> Data listing:
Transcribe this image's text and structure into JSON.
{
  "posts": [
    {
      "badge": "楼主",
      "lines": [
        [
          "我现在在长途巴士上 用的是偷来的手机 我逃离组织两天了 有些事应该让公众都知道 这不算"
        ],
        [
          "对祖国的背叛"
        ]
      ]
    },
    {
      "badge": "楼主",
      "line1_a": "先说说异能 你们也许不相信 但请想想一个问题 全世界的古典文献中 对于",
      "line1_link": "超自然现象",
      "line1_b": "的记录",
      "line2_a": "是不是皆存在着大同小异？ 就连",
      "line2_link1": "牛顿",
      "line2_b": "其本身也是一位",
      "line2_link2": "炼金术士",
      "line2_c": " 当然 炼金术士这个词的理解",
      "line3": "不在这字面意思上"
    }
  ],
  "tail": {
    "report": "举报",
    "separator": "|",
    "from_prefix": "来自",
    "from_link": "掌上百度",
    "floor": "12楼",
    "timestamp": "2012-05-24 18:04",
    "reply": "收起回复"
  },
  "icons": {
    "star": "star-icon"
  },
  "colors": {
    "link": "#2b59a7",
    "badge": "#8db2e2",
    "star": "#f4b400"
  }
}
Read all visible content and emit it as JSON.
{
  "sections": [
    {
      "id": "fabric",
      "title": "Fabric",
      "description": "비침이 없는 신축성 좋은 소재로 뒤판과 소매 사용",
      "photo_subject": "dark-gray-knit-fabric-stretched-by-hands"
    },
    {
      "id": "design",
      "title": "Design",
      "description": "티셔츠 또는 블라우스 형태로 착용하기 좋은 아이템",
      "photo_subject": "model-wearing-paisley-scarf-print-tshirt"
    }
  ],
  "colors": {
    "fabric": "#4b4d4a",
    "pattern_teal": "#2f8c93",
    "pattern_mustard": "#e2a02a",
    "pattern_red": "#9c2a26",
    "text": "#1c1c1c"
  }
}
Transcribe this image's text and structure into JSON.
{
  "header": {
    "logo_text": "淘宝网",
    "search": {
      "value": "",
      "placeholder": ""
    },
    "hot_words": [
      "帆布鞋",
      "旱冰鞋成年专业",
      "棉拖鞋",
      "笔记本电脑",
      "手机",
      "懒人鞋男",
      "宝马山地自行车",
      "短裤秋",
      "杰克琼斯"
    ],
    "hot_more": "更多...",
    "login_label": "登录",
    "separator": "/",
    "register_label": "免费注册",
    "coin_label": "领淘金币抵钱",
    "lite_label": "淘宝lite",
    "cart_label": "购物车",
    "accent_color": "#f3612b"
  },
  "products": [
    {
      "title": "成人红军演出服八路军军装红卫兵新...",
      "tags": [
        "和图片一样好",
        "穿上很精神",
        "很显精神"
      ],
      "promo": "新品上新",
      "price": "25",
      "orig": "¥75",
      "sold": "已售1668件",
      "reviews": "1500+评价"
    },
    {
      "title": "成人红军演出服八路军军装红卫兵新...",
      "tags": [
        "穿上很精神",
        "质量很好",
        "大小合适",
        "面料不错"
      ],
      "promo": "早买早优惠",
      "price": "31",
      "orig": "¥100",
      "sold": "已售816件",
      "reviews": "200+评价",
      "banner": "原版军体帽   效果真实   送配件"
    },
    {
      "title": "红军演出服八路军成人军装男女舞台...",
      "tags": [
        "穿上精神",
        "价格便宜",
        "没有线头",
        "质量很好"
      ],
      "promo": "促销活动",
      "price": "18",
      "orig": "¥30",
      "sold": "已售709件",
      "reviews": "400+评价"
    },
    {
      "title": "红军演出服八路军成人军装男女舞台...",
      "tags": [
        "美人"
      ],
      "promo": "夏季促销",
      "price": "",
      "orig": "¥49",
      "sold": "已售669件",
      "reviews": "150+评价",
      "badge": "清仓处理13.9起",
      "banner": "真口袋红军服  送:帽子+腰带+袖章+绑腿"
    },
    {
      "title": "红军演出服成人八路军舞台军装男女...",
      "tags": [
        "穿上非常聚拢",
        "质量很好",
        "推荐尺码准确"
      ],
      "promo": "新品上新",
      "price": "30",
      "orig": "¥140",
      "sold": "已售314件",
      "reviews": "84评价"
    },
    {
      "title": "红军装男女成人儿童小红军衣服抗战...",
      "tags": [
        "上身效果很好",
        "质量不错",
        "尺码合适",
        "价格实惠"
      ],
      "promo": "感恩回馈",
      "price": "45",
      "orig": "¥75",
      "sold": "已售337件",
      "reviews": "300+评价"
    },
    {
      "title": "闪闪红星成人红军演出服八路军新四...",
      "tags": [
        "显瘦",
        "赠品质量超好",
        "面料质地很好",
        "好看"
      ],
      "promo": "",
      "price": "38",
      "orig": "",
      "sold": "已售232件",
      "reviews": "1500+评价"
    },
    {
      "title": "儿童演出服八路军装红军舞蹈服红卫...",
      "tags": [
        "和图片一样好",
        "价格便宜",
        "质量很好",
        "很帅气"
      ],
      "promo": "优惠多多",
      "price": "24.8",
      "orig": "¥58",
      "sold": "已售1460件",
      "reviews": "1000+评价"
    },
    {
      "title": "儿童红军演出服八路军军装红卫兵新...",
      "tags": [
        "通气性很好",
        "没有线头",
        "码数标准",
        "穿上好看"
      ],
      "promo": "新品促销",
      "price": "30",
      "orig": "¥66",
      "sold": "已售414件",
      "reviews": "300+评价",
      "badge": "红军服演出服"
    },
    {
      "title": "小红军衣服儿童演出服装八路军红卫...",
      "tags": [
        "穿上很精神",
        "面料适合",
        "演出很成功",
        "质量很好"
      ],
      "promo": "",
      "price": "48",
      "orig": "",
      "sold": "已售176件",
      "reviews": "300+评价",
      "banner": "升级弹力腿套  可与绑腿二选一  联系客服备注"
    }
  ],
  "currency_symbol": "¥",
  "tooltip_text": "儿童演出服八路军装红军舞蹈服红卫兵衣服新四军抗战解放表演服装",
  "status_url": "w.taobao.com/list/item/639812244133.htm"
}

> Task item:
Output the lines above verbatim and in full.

> Answer area:
Transcribe this image's text and structure into JSON.
{
  "posts": [
    {
      "badge": "楼主",
      "lines": [
        [
          "我现在在长途巴士上 用的是偷来的手机 我逃离组织两天了 有些事应该让公众都知道 这不算"
        ],
        [
          "对祖国的背叛"
        ]
      ]
    },
    {
      "badge": "楼主",
      "line1_a": "先说说异能 你们也许不相信 但请想想一个问题 全世界的古典文献中 对于",
      "line1_link": "超自然现象",
      "line1_b": "的记录",
      "line2_a": "是不是皆存在着大同小异？ 就连",
      "line2_link1": "牛顿",
      "line2_b": "其本身也是一位",
      "line2_link2": "炼金术士",
      "line2_c": " 当然 炼金术士这个词的理解",
      "line3": "不在这字面意思上"
    }
  ],
  "tail": {
    "report": "举报",
    "separator": "|",
    "from_prefix": "来自",
    "from_link": "掌上百度",
    "floor": "12楼",
    "timestamp": "2012-05-24 18:04",
    "reply": "收起回复"
  },
  "icons": {
    "star": "star-icon"
  },
  "colors": {
    "link": "#2b59a7",
    "badge": "#8db2e2",
    "star": "#f4b400"
  }
}
Read all visible content and emit it as JSON.
{
  "sections": [
    {
      "id": "fabric",
      "title": "Fabric",
      "description": "비침이 없는 신축성 좋은 소재로 뒤판과 소매 사용",
      "photo_subject": "dark-gray-knit-fabric-stretched-by-hands"
    },
    {
      "id": "design",
      "title": "Design",
      "description": "티셔츠 또는 블라우스 형태로 착용하기 좋은 아이템",
      "photo_subject": "model-wearing-paisley-scarf-print-tshirt"
    }
  ],
  "colors": {
    "fabric": "#4b4d4a",
    "pattern_teal": "#2f8c93",
    "pattern_mustard": "#e2a02a",
    "pattern_red": "#9c2a26",
    "text": "#1c1c1c"
  }
}
Transcribe this image's text and structure into JSON.
{
  "header": {
    "logo_text": "淘宝网",
    "search": {
      "value": "",
      "placeholder": ""
    },
    "hot_words": [
      "帆布鞋",
      "旱冰鞋成年专业",
      "棉拖鞋",
      "笔记本电脑",
      "手机",
      "懒人鞋男",
      "宝马山地自行车",
      "短裤秋",
      "杰克琼斯"
    ],
    "hot_more": "更多...",
    "login_label": "登录",
    "separator": "/",
    "register_label": "免费注册",
    "coin_label": "领淘金币抵钱",
    "lite_label": "淘宝lite",
    "cart_label": "购物车",
    "accent_color": "#f3612b"
  },
  "products": [
    {
      "title": "成人红军演出服八路军军装红卫兵新...",
      "tags": [
        "和图片一样好",
        "穿上很精神",
        "很显精神"
      ],
      "promo": "新品上新",
      "price": "25",
      "orig": "¥75",
      "sold": "已售1668件",
      "reviews": "1500+评价"
    },
    {
      "title": "成人红军演出服八路军军装红卫兵新...",
      "tags": [
        "穿上很精神",
        "质量很好",
        "大小合适",
        "面料不错"
      ],
      "promo": "早买早优惠",
      "price": "31",
      "orig": "¥100",
      "sold": "已售816件",
      "reviews": "200+评价",
      "banner": "原版军体帽   效果真实   送配件"
    },
    {
      "title": "红军演出服八路军成人军装男女舞台...",
      "tags": [
        "穿上精神",
        "价格便宜",
        "没有线头",
        "质量很好"
      ],
      "promo": "促销活动",
      "price": "18",
      "orig": "¥30",
      "sold": "已售709件",
      "reviews": "400+评价"
    },
    {
      "title": "红军演出服八路军成人军装男女舞台...",
      "tags": [
        "美人"
      ],
      "promo": "夏季促销",
      "price": "",
      "orig": "¥49",
      "sold": "已售669件",
      "reviews": "150+评价",
      "badge": "清仓处理13.9起",
      "banner": "真口袋红军服  送:帽子+腰带+袖章+绑腿"
    },
    {
      "title": "红军演出服成人八路军舞台军装男女...",
      "tags": [
        "穿上非常聚拢",
        "质量很好",
        "推荐尺码准确"
      ],
      "promo": "新品上新",
      "price": "30",
      "orig": "¥140",
      "sold": "已售314件",
      "reviews": "84评价"
    },
    {
      "title": "红军装男女成人儿童小红军衣服抗战...",
      "tags": [
        "上身效果很好",
        "质量不错",
        "尺码合适",
        "价格实惠"
      ],
      "promo": "感恩回馈",
      "price": "45",
      "orig": "¥75",
      "sold": "已售337件",
      "reviews": "300+评价"
    },
    {
      "title": "闪闪红星成人红军演出服八路军新四...",
      "tags": [
        "显瘦",
        "赠品质量超好",
        "面料质地很好",
        "好看"
      ],
      "promo": "",
      "price": "38",
      "orig": "",
      "sold": "已售232件",
      "reviews": "1500+评价"
    },
    {
      "title": "儿童演出服八路军装红军舞蹈服红卫...",
      "tags": [
        "和图片一样好",
        "价格便宜",
        "质量很好",
        "很帅气"
      ],
      "promo": "优惠多多",
      "price": "24.8",
      "orig": "¥58",
      "sold": "已售1460件",
      "reviews": "1000+评价"
    },
    {
      "title": "儿童红军演出服八路军军装红卫兵新...",
      "tags": [
        "通气性很好",
        "没有线头",
        "码数标准",
        "穿上好看"
      ],
      "promo": "新品促销",
      "price": "30",
      "orig": "¥66",
      "sold": "已售414件",
      "reviews": "300+评价",
      "badge": "红军服演出服"
    },
    {
      "title": "小红军衣服儿童演出服装八路军红卫...",
      "tags": [
        "穿上很精神",
        "面料适合",
        "演出很成功",
        "质量很好"
      ],
      "promo": "",
      "price": "48",
      "orig": "",
      "sold": "已售176件",
      "reviews": "300+评价",
      "banner": "升级弹力腿套  可与绑腿二选一  联系客服备注"
    }
  ],
  "currency_symbol": "¥",
  "tooltip_text": "儿童演出服八路军装红军舞蹈服红卫兵衣服新四军抗战解放表演服装",
  "status_url": "w.taobao.com/list/item/639812244133.htm"
}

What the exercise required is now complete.